A user can click the “CW” button to label a toot as containing discussion of politics, illness, injury, or bigotry (sexism, racism, homophobia, transphobia, and so forth). All of these topics are “appropriate”, but a user may at their own discretion decide to provide advance warning for the benefit of those readers who wish to mentally prepare themselves for reading about emotionally damaging subject matter. Such CWs are acts of courtesy, not signals of “inappropriate” content. Users often apply CWs to toots about food and cooking, topics that are safe for children to read but may cause distress among readers with eating disorders. CWs can also hide spoilers about movies, books and television shows, and they can be part of the presentation of a joke: the “Content Warning” text contains the setup, and clicking to open the toot then reveals the punchline. By no stretch of the imagination is hiding the punchline of a joke an example of content that strays outside of community norms or that “may hurt people’s feelings”. (Open Letter from the Mastodon Community)
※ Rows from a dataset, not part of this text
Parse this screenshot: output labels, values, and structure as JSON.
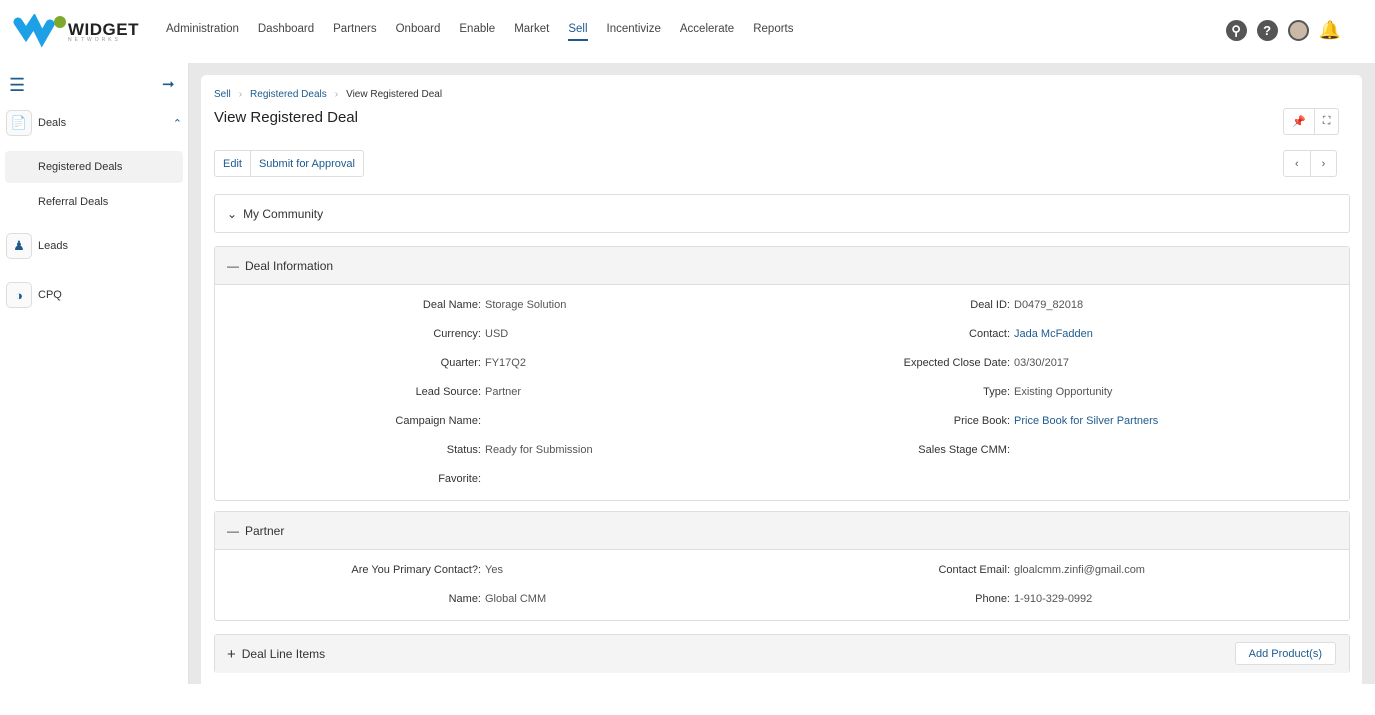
{
  "brand": {
    "name": "WIDGET",
    "sub": "NETWORKS"
  },
  "nav": [
    "Administration",
    "Dashboard",
    "Partners",
    "Onboard",
    "Enable",
    "Market",
    "Sell",
    "Incentivize",
    "Accelerate",
    "Reports"
  ],
  "sidebar": {
    "deals": "Deals",
    "registered": "Registered Deals",
    "referral": "Referral Deals",
    "leads": "Leads",
    "cpq": "CPQ"
  },
  "breadcrumb": [
    "Sell",
    "Registered Deals",
    "View Registered Deal"
  ],
  "title": "View Registered Deal",
  "actions": {
    "edit": "Edit",
    "submit": "Submit for Approval"
  },
  "sections": {
    "community": "My Community",
    "deal_info": "Deal Information",
    "partner": "Partner",
    "line_items": "Deal Line Items",
    "add_product": "Add Product(s)"
  },
  "deal_left": [
    [
      "Deal Name:",
      "Storage Solution"
    ],
    [
      "Currency:",
      "USD"
    ],
    [
      "Quarter:",
      "FY17Q2"
    ],
    [
      "Lead Source:",
      "Partner"
    ],
    [
      "Campaign Name:",
      ""
    ],
    [
      "Status:",
      "Ready for Submission"
    ],
    [
      "Favorite:",
      ""
    ]
  ],
  "deal_right": [
    [
      "Deal ID:",
      "D0479_82018"
    ],
    [
      "Contact:",
      "Jada McFadden"
    ],
    [
      "Expected Close Date:",
      "03/30/2017"
    ],
    [
      "Type:",
      "Existing Opportunity"
    ],
    [
      "Price Book:",
      "Price Book for Silver Partners"
    ],
    [
      "Sales Stage CMM:",
      ""
    ]
  ],
  "partner_left": [
    [
      "Are You Primary Contact?:",
      "Yes"
    ],
    [
      "Name:",
      "Global CMM"
    ]
  ],
  "partner_right": [
    [
      "Contact Email:",
      "gloalcmm.zinfi@gmail.com"
    ],
    [
      "Phone:",
      "1-910-329-0992"
    ]
  ]
}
There is nothing inappropriate about knock knock jokes, but the content warning system is great for them. This reveals broader problems about researching contexts you are not familiar with. It might seem commonsensical that content warnings are used for hiding inappropriate things, but that’s only if you’ve never encountered them in the wild. It also seems odd to assume that people will use a software feature in just one way, especially the intended way. The history of media is also the history of subverting media.
Another problem with the analysis has to do with the specifics of researching Mastodon, a federated social media. The researchers didn’t collect data from one place, but 363 different places. Examples include instances like
switter.at, an instance for sex workers and their allies, and
mastodon.art, an invite-only instance for sharing art. As you can probably guess, what is considered appropriate in these two places (and the other 361 instances) is wildly different. One of the central points of federated social media is to allow communities to define for themselves what kind of behaviour they like to see, leading to different policies on what is acceptable on different instances. Examining what is appropriate on Mastodon by collecting data on all the available servers makes no sense, since there is no one, shared culture of “appropriate”.
I hope I’m not being unfair by focusing on this one research paper. It’s not the only published piece of research in the world that is wrong. But, I found it to be wrong in two, interesting ways: by showing how difficult collecting online data can be, and by showing how challenging it’s to analyse a context you’re not intimately familiar with. I hope this research paper can work as a example for future researchers.
I’m writing about Mastodon here because that’s what the researchers did. However, Mastodon is only one software among many that can be used to access the Fediverse, a collection of compatible social media services. ↩
I actually use an automated service to delete all my old tweets. There are very few uses for them, and the most common one on Twitter is to mine them for harassment material. ↩